Intermingling wondrously dark and brutalising standouts from 2018 masterwork ‘TerrorVision’ alongside choice cuts extracted from various corners of the band’s illustrious back catalogue, onward the savage collective rage and accelerate, their battering, unabated momentum rather fittingly matched with that of the the equally unrelenting summer rain. Advancing into the unflinchingly vicious, pummelling throes of 2014 smash ‘The Necrotic Manifesto’, here nimbly twisted lines of ripping, knife-edged guitars instantly seize control hold of the senses. With their technically impeccable feats of calculated cruelty and instinctive knack for crafting the most deliciously sinister of atmospherics, Aborted have yet again showcased a sound that’s as skilful as it is drenched in unadulterated darkness.
Serving up sinister slabs of melodic death with an extra-terrestrial edge, metal mavericks Hypocrisy don’t just think out of the box - they’re out of this world. The Swedish crew’s weirdly disturbing obsession with conspiracies, cover-ups and gory pulp tales of alien abduction has resulted in an innovative, quirky and highly original fusion of melody-lashed riffs infused with paranoia, mind-shattering drums that beat to the sound of hysteria and spine-tingling solos dripping in sci-fi body-shock horror.
As the slightly eerie, instantly recognisable opening notes of Fractured Millennium echo around the smoky environs of the main arena on Sunday afternoon a fair smattering of fans, a number of them gripping blow-up alien dolls, are already bopping around in anticipation of entering Area 51. When those distinctive, otherworldly dramatic riffs finally kick in, an exhilarated, wind-whipped head-banging frenzy ensues both on and off the RJD stage. Bouncing from track to track with unalloyed energy Hypocrisy deliver a stellar show, perfectly balancing a mix of the old school death that made their name and the more recent, harmonic material that has made them stand out today. Such tracks as Adjusting the Sun with its burst of raw, anti-religious chants and lurid, grit-encrusted classic The Final Chapter harken back to the primitive sound of the 90s, while the more dulcet tones, yet just as brutal underlying notes of Eraser and End of Disclosure showcase death at its most melodic.
The popular Roswell 47 rounds off the set, a fun, riff-filled treat with crashing cinematic chords reminiscent of such classic alien films as Close Encounters, Fire in the Sky and It Came From Outer Space.

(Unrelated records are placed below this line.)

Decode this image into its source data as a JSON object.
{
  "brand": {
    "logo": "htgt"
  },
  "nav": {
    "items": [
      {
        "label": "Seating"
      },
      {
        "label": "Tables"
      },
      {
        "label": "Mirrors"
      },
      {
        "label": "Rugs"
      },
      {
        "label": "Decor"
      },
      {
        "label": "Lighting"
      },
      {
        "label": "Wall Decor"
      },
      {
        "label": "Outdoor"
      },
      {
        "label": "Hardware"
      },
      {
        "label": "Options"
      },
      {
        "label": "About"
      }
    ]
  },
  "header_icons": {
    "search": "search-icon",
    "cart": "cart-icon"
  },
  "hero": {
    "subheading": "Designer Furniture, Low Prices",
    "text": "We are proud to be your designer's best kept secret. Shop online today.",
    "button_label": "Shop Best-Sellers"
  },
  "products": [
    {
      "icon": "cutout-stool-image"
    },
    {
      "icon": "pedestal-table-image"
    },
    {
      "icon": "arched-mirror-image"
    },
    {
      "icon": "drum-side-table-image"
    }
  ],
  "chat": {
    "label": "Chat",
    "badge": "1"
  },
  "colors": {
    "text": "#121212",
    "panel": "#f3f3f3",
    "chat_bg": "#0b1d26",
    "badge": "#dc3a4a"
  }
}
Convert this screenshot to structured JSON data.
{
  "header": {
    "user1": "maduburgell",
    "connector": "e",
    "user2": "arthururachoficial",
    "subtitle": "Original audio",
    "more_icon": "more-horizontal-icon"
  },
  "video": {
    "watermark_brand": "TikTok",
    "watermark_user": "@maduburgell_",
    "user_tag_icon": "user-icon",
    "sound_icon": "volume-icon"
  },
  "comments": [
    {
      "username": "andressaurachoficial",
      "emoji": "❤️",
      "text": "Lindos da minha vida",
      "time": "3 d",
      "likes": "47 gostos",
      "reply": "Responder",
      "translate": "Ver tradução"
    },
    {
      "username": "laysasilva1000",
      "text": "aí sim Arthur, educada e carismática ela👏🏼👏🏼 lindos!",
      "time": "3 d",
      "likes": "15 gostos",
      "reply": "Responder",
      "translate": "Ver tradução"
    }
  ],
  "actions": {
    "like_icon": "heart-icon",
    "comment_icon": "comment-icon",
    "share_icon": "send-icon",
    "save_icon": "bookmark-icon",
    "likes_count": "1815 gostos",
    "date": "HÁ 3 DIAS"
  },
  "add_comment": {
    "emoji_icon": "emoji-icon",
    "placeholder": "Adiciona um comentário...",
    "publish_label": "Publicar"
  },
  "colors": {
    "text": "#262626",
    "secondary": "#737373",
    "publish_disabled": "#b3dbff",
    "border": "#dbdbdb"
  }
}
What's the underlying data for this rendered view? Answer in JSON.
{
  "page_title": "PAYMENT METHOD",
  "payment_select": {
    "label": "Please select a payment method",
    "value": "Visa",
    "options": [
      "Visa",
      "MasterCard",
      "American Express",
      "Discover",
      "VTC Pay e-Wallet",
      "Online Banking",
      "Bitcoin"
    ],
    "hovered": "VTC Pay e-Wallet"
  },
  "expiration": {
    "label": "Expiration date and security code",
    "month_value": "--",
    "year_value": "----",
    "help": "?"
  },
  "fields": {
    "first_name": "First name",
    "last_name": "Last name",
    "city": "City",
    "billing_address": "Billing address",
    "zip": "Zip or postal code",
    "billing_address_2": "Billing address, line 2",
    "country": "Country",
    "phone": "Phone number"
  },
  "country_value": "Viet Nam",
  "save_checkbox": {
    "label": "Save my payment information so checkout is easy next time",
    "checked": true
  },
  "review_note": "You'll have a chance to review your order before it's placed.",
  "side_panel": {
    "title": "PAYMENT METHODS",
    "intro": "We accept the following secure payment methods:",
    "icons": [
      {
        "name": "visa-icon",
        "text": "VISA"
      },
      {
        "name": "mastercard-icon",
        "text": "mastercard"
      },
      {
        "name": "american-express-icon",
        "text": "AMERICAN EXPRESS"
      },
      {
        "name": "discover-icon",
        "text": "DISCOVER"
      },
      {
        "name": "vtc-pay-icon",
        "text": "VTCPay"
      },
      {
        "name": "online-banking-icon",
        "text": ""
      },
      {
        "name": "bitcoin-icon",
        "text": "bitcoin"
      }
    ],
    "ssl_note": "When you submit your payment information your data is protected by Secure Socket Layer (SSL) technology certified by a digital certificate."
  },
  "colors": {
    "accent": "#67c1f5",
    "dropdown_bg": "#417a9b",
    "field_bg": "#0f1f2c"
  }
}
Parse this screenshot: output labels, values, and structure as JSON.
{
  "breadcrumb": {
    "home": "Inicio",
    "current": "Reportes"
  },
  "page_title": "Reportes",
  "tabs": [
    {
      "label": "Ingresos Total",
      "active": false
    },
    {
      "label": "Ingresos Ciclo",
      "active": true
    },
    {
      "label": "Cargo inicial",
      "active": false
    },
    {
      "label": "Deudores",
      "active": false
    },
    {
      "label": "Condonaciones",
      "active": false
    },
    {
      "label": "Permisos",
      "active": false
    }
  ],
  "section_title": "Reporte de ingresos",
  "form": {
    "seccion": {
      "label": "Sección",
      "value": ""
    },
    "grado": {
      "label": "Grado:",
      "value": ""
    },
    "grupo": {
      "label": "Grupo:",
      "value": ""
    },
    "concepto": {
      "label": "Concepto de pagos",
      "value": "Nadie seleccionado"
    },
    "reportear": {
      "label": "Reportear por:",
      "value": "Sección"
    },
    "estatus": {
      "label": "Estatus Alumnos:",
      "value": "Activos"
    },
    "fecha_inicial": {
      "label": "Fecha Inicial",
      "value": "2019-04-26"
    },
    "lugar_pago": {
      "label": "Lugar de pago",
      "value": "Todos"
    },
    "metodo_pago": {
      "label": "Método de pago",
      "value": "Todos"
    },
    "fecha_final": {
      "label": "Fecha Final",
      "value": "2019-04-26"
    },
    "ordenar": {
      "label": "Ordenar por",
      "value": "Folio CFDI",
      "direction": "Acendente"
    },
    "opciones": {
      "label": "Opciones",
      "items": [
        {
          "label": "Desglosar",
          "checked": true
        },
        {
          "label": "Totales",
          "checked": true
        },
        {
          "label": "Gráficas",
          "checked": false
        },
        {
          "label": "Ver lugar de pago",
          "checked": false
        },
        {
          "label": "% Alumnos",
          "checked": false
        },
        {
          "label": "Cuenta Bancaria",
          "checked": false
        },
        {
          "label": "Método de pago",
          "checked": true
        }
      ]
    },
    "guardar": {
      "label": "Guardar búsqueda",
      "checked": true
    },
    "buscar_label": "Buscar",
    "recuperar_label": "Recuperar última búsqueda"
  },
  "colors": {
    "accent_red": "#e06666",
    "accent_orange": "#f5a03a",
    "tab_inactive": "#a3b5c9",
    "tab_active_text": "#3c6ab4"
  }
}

A skilled and gripping example of oft maligned genre mash ups, Hypocrisy prove that there is more to this much beloved cult outfit than little green men and flying saucers.
Missed Part I of our Bloodstock Festival coverage? Click HERE to check it out now!